» **Aim of the task**: In the records below, count the lines that have "smiley" and answer with the number alone.

Top of Given data

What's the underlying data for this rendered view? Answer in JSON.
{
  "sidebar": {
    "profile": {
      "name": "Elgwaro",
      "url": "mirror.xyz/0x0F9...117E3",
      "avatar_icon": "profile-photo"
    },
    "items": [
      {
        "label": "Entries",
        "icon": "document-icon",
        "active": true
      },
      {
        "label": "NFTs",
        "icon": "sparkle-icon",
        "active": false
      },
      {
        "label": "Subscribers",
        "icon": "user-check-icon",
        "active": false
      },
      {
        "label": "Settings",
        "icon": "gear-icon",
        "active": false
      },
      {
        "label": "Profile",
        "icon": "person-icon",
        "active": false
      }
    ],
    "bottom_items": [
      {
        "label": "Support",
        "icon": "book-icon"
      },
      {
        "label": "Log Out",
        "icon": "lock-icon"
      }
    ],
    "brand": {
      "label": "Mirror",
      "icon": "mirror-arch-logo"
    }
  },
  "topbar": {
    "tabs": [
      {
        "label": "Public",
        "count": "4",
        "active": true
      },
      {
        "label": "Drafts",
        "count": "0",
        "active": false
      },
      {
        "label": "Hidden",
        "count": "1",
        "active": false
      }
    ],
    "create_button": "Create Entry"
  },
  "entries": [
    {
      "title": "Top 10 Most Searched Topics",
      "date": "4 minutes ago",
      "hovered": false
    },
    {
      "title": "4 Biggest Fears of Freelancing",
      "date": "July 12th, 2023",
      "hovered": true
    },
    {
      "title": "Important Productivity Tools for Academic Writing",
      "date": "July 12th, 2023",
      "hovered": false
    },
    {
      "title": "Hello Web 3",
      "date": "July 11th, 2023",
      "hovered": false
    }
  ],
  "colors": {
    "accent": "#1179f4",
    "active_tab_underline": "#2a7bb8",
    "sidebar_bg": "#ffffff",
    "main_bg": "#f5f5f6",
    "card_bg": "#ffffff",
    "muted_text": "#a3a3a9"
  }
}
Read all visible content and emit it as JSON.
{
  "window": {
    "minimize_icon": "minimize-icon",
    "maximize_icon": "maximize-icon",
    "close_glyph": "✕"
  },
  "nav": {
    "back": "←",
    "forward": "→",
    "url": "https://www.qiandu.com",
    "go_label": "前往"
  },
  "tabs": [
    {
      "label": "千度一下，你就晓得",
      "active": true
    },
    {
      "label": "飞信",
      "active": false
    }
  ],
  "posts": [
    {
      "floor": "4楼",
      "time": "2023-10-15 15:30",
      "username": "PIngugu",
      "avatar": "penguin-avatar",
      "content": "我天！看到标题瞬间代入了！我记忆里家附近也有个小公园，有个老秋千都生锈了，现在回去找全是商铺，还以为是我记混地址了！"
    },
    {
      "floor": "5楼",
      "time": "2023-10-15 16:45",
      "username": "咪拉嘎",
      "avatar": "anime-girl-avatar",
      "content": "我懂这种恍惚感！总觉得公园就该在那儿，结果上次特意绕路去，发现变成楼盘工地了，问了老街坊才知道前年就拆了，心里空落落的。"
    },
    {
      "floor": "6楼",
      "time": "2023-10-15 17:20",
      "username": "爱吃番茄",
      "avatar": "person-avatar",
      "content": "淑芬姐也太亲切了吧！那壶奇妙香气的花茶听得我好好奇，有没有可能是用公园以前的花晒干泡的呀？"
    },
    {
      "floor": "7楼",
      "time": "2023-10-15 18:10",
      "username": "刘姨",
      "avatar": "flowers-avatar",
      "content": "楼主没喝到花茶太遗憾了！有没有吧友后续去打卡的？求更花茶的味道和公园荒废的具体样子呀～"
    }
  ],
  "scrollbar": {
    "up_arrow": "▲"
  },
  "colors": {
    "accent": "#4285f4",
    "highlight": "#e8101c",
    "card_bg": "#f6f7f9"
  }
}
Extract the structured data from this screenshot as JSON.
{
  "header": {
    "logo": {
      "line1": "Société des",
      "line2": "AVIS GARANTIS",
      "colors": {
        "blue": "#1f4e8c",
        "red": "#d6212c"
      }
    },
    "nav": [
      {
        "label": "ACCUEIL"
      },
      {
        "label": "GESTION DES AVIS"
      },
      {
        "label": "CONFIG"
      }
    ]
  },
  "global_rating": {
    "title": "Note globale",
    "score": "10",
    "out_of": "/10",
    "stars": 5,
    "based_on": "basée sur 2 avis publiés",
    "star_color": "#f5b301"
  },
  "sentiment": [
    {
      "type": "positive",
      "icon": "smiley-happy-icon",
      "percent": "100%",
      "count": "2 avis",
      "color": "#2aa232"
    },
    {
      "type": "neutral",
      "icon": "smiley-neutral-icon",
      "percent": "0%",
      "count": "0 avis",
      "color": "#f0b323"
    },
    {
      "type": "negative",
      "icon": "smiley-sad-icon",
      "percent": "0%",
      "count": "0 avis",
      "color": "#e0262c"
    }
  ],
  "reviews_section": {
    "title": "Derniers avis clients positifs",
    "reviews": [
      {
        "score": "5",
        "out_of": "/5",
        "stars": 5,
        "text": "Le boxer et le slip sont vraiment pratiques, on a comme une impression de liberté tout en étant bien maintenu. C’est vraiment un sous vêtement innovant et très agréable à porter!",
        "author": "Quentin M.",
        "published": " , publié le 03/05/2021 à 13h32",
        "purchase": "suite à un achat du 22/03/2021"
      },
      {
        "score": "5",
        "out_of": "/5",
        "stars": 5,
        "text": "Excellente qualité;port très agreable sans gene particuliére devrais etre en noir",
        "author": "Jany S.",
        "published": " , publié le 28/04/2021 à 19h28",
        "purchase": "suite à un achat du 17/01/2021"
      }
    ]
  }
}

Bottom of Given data

» **Exercise solution**: 3